Write only the number of lines in the data that include the word "warning".

•••

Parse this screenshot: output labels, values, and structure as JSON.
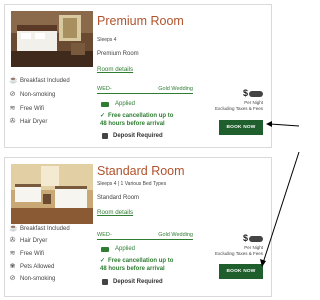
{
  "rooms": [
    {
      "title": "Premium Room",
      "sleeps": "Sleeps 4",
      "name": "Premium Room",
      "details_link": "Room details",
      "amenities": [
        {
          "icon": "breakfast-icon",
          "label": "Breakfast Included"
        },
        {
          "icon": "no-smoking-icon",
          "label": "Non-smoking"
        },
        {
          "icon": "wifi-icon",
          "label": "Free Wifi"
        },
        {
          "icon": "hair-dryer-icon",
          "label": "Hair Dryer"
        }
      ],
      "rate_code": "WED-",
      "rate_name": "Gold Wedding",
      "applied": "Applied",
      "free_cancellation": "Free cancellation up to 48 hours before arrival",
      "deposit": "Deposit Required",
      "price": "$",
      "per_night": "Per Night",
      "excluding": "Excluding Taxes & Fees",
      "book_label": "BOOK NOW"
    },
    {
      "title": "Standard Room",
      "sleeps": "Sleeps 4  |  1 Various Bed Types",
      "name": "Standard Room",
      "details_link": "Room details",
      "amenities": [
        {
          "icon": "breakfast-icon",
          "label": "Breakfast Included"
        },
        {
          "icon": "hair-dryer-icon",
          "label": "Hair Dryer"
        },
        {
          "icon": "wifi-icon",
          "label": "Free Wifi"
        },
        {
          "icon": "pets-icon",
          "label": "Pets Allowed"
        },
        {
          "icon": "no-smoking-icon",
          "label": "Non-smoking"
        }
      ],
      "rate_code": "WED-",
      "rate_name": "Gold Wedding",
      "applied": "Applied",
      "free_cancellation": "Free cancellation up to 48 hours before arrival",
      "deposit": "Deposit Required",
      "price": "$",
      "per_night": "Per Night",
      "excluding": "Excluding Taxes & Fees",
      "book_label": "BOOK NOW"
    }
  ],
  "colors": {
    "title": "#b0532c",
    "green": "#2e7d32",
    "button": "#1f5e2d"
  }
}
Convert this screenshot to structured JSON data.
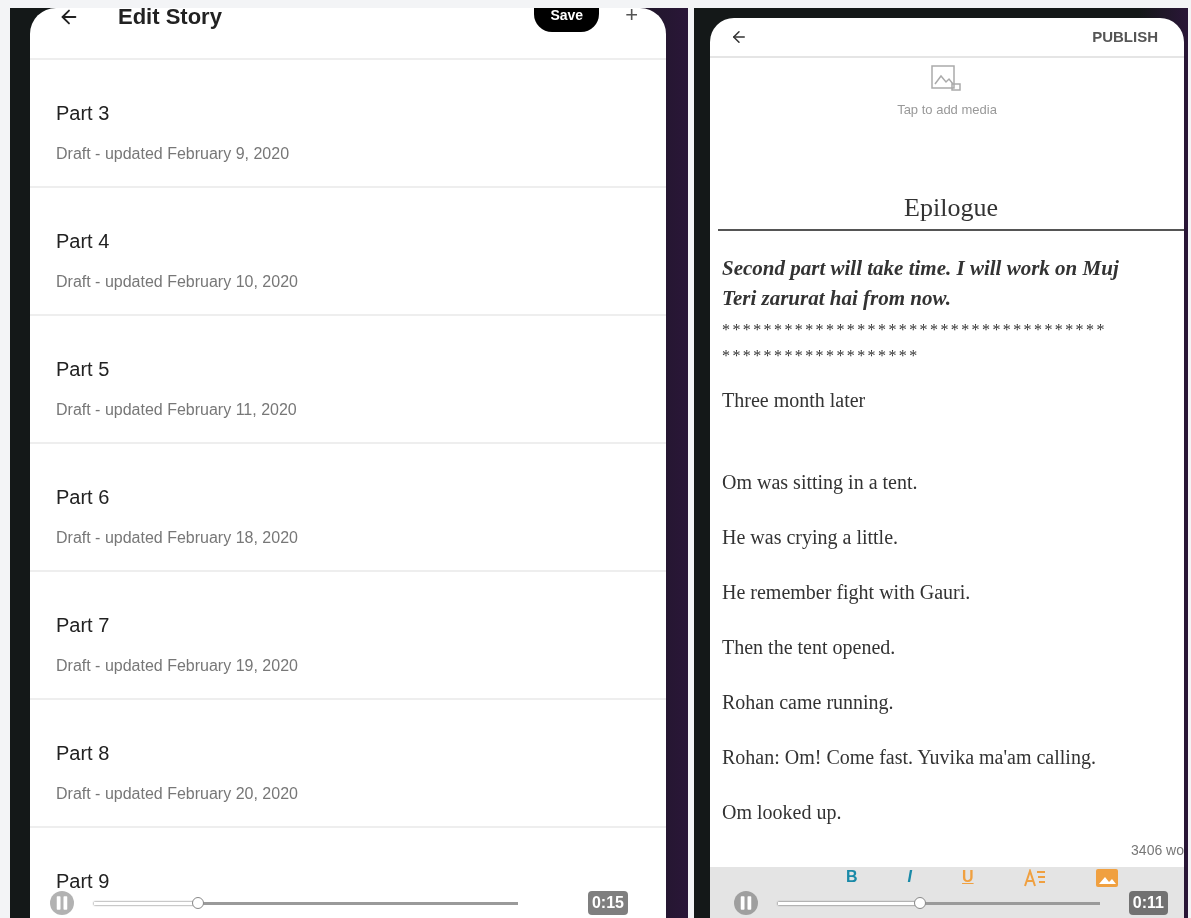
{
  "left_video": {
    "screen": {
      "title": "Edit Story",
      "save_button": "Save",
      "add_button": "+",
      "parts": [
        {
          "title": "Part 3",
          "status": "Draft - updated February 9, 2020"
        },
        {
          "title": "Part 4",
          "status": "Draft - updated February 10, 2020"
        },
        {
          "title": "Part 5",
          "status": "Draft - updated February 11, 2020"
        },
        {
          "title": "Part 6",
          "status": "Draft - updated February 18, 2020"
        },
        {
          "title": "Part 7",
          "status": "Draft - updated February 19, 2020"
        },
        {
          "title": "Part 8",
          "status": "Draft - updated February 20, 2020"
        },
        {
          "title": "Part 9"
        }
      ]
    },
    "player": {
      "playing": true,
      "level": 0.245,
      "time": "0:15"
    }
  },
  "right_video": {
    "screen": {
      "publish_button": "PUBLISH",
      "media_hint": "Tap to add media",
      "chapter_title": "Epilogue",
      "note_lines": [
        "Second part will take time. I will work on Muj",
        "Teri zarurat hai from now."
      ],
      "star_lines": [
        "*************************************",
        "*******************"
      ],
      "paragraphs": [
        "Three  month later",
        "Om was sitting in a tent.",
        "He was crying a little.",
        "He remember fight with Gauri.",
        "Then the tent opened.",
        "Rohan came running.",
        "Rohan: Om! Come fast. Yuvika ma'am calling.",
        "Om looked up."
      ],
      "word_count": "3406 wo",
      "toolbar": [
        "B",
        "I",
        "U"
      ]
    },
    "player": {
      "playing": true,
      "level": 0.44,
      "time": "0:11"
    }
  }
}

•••

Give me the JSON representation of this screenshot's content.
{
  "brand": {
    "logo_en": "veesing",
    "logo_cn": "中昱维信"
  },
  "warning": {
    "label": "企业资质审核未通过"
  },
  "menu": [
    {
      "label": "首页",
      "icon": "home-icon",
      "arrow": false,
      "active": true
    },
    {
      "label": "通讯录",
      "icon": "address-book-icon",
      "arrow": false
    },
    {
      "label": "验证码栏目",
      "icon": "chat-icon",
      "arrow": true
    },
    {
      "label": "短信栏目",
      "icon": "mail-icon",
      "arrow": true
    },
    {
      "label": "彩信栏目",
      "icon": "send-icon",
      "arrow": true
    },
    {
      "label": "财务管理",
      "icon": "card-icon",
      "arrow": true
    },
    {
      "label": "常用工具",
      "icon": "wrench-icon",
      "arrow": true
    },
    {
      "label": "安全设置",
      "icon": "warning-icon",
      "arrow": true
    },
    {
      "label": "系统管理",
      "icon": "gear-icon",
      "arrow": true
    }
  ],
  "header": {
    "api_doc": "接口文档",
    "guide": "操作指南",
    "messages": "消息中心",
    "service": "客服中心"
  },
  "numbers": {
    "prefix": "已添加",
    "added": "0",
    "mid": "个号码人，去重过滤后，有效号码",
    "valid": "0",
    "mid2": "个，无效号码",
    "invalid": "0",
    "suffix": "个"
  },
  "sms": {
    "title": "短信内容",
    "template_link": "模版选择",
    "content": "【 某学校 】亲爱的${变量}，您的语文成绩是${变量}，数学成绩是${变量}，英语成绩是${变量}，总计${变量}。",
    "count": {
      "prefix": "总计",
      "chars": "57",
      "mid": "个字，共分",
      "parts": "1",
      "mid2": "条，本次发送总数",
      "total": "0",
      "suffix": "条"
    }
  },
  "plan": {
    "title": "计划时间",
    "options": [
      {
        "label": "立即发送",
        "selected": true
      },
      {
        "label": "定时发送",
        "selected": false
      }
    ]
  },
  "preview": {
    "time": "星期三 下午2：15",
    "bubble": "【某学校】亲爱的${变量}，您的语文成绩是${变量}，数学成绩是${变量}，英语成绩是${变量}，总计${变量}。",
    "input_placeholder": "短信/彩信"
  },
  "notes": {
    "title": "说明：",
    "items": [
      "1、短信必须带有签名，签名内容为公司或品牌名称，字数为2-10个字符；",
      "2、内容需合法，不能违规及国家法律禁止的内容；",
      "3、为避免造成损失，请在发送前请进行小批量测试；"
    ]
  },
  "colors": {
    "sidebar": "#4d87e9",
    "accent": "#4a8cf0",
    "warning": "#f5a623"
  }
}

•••

- FINISHED TASK -
3